━━ Material provided

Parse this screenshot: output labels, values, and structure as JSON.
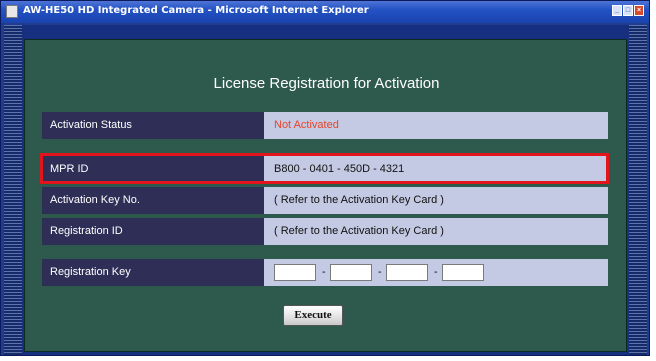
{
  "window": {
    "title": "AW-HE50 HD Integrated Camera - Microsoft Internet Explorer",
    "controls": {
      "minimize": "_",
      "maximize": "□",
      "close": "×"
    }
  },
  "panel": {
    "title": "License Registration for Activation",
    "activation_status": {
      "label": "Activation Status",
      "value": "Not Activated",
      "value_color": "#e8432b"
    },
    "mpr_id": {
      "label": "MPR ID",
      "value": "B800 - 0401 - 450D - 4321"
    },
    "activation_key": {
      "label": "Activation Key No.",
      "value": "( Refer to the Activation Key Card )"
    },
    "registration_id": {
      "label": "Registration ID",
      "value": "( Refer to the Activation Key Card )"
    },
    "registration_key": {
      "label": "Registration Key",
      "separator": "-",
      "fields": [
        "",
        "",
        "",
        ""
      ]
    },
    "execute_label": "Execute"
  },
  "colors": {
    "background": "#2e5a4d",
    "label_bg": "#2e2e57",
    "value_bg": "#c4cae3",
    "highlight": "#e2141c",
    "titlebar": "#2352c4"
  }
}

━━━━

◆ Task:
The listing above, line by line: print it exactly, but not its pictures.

◆ Written answer:
Parse this screenshot: output labels, values, and structure as JSON.
{
  "window": {
    "title": "AW-HE50 HD Integrated Camera - Microsoft Internet Explorer",
    "controls": {
      "minimize": "_",
      "maximize": "□",
      "close": "×"
    }
  },
  "panel": {
    "title": "License Registration for Activation",
    "activation_status": {
      "label": "Activation Status",
      "value": "Not Activated",
      "value_color": "#e8432b"
    },
    "mpr_id": {
      "label": "MPR ID",
      "value": "B800 - 0401 - 450D - 4321"
    },
    "activation_key": {
      "label": "Activation Key No.",
      "value": "( Refer to the Activation Key Card )"
    },
    "registration_id": {
      "label": "Registration ID",
      "value": "( Refer to the Activation Key Card )"
    },
    "registration_key": {
      "label": "Registration Key",
      "separator": "-",
      "fields": [
        "",
        "",
        "",
        ""
      ]
    },
    "execute_label": "Execute"
  },
  "colors": {
    "background": "#2e5a4d",
    "label_bg": "#2e2e57",
    "value_bg": "#c4cae3",
    "highlight": "#e2141c",
    "titlebar": "#2352c4"
  }
}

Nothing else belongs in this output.